What to produce: Copy out each line of the data below in which "Mock" appears.

Segment Start: Record set

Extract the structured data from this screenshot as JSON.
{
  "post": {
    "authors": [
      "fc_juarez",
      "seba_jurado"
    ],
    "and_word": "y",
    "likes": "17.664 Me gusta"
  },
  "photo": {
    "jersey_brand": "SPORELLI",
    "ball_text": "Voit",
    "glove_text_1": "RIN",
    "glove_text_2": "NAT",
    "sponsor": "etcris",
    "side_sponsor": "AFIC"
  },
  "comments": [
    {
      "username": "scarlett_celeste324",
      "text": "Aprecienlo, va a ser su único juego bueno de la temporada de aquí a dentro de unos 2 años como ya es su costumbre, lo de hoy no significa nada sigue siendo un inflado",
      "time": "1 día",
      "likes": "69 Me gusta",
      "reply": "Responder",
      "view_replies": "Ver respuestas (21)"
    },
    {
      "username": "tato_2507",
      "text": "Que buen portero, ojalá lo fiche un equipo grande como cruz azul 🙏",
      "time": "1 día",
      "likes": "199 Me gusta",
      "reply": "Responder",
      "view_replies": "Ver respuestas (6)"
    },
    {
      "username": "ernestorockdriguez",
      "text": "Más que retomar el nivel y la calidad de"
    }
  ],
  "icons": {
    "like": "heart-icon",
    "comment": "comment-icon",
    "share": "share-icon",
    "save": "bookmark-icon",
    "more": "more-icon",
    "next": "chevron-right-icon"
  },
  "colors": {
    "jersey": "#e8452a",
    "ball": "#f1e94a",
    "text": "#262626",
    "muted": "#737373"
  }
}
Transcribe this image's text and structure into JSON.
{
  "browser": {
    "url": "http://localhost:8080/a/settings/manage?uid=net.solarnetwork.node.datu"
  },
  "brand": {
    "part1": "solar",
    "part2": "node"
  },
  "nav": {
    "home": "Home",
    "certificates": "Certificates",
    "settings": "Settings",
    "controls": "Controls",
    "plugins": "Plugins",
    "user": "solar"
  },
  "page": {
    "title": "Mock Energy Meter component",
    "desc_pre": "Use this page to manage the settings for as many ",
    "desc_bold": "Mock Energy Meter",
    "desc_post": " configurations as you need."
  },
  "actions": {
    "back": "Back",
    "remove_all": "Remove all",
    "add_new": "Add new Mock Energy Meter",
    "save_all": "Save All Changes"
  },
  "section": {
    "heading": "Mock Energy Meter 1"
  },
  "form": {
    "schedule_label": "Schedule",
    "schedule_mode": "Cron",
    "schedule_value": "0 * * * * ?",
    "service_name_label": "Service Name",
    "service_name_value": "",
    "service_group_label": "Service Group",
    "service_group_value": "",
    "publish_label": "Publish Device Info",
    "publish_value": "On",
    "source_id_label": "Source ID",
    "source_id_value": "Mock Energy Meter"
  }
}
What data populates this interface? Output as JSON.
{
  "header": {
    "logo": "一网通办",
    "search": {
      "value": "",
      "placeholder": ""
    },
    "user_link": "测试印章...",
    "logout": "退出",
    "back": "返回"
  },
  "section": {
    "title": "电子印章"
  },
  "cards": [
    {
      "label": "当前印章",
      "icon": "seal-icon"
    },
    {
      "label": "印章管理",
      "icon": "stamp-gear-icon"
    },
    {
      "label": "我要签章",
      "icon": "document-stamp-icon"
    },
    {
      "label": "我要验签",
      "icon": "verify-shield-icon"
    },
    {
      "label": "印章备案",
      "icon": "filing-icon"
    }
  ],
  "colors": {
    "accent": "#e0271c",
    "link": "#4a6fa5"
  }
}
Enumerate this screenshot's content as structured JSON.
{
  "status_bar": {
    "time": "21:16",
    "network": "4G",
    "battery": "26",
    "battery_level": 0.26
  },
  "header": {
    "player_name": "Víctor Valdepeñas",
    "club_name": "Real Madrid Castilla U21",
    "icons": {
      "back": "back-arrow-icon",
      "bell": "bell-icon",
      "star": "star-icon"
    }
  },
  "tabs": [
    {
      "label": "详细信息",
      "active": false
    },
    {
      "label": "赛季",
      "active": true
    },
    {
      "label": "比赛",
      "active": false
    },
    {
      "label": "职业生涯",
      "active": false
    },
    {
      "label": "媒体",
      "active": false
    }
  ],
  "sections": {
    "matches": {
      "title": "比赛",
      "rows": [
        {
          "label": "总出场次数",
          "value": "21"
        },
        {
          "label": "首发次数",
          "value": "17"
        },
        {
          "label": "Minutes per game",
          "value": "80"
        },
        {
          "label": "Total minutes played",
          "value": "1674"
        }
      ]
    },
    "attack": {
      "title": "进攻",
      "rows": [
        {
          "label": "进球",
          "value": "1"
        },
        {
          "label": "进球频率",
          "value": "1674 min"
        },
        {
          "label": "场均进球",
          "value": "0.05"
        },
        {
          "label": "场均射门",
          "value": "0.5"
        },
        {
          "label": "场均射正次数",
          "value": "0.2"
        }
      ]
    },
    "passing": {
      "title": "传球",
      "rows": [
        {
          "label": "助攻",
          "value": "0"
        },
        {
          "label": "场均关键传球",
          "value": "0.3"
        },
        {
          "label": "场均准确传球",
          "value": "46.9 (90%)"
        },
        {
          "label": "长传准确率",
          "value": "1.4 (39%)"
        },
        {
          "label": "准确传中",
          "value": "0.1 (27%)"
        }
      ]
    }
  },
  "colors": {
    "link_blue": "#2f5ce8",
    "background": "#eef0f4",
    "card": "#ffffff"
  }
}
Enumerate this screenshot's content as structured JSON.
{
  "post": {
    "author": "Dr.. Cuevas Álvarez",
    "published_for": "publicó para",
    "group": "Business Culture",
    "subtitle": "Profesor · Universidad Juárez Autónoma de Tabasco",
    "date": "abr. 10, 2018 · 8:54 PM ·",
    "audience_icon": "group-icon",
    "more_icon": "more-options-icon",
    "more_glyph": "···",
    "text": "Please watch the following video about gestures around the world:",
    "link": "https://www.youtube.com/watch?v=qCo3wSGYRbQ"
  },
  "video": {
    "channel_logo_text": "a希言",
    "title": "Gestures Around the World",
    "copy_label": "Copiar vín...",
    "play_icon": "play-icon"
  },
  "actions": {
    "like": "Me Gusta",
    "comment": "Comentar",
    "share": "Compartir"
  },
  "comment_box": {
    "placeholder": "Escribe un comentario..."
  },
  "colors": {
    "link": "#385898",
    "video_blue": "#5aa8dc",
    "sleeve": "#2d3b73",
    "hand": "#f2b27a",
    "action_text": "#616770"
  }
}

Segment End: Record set

The completed task:
    "title": "Mock Energy Meter component",
    "desc_bold": "Mock Energy Meter",
    "add_new": "Add new Mock Energy Meter",
    "heading": "Mock Energy Meter 1"
    "source_id_value": "Mock Energy Meter"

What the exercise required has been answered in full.